“This year’s Budget on the short-term measures to help businesses fall short of our expectations. However, we are confident that the government is monitoring the situation very closely and will respond accordingly when the need arises. Also, SBF and the TACs look forward to working closely with the government on the implementation of the remaining 17 ITMs,” added SS Teo, Chairman, SBF.

Tom Beach, Country MD, Singapore, Telstra, commented that it is encouraging that the Budget announcement and CFE report seek to tackle the challenges which Telstra has also identified in recent research. Telstra's research showed that Singapore is a leader in Asia when it comes to the quality of its digital infrastructure, but also gaps in digital skills and digital partnerships.

"Reflecting the fact that digital skills are becoming central to business success and there is global competition for talent, initiatives to cultivate digital literacy in the workplace and link people with jobs, like the enhancements to the National Jobs Bank, are important. To be truly successful, Government programmes need to be complemented by the private sector continuing to actively train their staff to maximise the benefits from using the latest technologies," he said.

"In addition to training, government- and corporate-driven innovation hubs can also play a role in developing talent and opening up pathways for new businesses to emerge. To grow the country’s digital economy, we trust that Singapore will continue to pursue policies that make it easier for high-growth startups to base their operations here and export their innovative solutions globally."

Beach shared that Telstra believes an era of “co-corporation” is emerging. "Digital partnerships accelerate expansion into new markets and customer segments, facilitate the development of new products and services, and augment existing capabilities.
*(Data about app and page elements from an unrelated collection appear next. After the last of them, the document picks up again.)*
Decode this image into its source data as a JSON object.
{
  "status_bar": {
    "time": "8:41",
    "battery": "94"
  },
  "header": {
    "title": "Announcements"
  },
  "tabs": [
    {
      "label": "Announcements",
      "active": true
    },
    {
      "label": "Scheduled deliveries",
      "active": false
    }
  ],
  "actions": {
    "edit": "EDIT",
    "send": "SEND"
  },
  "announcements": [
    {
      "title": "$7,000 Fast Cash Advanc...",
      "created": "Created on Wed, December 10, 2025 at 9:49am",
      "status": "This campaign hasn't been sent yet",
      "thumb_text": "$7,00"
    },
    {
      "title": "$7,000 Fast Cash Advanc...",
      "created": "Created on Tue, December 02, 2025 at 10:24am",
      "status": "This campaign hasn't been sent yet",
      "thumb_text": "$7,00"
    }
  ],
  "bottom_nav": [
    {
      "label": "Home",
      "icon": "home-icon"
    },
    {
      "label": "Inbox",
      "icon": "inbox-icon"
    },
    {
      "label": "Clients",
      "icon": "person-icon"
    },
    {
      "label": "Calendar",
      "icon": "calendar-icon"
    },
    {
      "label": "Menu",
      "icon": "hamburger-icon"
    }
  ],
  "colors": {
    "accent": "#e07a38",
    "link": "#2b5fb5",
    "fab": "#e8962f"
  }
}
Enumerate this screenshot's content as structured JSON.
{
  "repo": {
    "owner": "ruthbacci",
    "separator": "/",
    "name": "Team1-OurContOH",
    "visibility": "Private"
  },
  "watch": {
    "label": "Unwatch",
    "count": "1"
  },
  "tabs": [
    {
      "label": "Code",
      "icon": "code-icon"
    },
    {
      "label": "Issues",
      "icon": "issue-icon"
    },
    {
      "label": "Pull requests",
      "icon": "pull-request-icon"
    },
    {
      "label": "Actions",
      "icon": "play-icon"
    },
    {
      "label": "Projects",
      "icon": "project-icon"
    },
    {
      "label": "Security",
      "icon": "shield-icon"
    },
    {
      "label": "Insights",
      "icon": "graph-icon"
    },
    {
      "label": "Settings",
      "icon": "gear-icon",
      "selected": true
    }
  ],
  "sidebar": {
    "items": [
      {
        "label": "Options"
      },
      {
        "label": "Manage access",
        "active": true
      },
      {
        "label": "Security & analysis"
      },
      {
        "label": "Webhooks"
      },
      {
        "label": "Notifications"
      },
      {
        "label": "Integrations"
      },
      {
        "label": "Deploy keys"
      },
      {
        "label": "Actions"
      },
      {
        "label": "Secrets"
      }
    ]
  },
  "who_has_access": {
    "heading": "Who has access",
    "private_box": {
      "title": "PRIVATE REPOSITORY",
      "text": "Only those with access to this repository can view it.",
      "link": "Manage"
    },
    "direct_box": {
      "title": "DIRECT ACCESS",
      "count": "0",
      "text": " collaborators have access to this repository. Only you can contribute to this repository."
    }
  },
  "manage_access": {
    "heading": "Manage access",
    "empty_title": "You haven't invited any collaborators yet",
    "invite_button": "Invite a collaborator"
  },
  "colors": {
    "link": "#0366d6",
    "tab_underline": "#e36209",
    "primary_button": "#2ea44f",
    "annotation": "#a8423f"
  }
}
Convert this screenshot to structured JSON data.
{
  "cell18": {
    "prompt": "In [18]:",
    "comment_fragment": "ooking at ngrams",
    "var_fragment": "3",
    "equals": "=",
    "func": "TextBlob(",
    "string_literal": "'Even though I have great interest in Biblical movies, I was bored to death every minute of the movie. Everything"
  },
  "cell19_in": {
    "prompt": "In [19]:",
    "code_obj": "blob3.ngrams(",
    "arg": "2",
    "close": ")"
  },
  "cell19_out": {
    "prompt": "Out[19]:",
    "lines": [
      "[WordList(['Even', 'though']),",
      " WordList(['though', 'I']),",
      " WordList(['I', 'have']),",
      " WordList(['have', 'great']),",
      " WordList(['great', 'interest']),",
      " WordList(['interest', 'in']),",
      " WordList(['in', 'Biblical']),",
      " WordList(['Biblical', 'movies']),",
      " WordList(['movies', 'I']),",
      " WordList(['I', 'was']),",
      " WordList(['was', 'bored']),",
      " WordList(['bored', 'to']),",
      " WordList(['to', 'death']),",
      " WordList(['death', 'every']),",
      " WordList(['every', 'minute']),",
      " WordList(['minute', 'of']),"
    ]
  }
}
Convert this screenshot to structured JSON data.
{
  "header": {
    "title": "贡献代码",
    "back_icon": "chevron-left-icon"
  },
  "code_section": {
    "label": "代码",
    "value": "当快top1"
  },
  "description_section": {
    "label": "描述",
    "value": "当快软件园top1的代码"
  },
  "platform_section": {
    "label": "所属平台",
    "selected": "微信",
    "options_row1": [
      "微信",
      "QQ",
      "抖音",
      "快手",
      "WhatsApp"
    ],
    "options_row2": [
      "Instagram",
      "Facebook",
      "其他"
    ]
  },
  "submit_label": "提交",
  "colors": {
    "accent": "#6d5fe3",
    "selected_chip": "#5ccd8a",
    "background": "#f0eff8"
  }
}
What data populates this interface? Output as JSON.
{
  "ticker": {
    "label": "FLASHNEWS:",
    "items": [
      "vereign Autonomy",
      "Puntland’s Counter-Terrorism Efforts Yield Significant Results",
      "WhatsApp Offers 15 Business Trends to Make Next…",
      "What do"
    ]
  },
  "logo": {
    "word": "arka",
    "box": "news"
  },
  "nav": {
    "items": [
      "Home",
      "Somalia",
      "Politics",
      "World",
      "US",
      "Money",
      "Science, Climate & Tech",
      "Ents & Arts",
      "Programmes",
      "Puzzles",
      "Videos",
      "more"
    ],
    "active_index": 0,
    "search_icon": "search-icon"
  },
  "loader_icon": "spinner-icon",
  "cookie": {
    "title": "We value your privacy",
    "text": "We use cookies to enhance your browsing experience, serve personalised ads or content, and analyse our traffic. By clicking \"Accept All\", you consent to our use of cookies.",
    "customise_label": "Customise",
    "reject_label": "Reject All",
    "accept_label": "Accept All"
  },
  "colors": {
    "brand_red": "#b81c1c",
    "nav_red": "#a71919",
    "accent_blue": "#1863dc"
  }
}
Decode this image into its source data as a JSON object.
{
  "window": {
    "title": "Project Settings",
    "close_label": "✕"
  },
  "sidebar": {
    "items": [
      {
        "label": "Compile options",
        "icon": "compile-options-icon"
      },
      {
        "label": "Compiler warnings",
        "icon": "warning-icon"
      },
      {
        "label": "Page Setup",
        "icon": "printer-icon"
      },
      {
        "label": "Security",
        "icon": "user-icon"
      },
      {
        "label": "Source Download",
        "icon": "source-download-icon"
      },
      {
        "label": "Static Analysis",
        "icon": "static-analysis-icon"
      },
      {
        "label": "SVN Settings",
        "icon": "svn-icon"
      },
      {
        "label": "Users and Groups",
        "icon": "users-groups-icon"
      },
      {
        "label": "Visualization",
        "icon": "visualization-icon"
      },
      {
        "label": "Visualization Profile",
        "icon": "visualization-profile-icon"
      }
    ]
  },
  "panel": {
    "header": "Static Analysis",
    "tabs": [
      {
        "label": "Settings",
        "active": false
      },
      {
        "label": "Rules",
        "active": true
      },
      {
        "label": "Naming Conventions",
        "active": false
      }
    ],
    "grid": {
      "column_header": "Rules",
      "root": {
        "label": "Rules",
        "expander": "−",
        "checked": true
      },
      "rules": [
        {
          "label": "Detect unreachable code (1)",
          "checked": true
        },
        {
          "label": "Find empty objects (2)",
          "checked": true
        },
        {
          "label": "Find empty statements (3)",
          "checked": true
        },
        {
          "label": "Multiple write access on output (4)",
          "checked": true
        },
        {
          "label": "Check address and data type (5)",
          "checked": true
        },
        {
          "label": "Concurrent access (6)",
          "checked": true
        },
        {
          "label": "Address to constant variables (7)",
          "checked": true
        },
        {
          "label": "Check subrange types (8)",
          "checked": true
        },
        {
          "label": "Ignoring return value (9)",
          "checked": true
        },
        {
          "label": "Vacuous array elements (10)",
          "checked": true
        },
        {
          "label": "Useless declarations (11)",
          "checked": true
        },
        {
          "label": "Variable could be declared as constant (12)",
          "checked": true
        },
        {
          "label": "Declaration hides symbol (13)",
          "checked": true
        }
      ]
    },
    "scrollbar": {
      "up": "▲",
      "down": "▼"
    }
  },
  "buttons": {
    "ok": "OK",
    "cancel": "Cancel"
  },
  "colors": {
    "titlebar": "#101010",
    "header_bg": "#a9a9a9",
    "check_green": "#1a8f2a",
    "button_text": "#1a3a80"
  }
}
With the newly announced Global Innovation Alliance, Singaporeans – through the Innovators Academy, Innovation Launchpads and Welcome Centres – can now formally gain overseas experience, build networks and collaborate with counterparts in other innovative cities," he said.


More details of the new or enhanced initiatives will be shared by the various ministries in charge at the Commitee of Supply debates, which are typically held soon after the Budget announcement.

Read the full Budget 2017 speech or watch the Budget 2017 delivery video (over 1.5 hours)

Hashtag: #SGBudget2017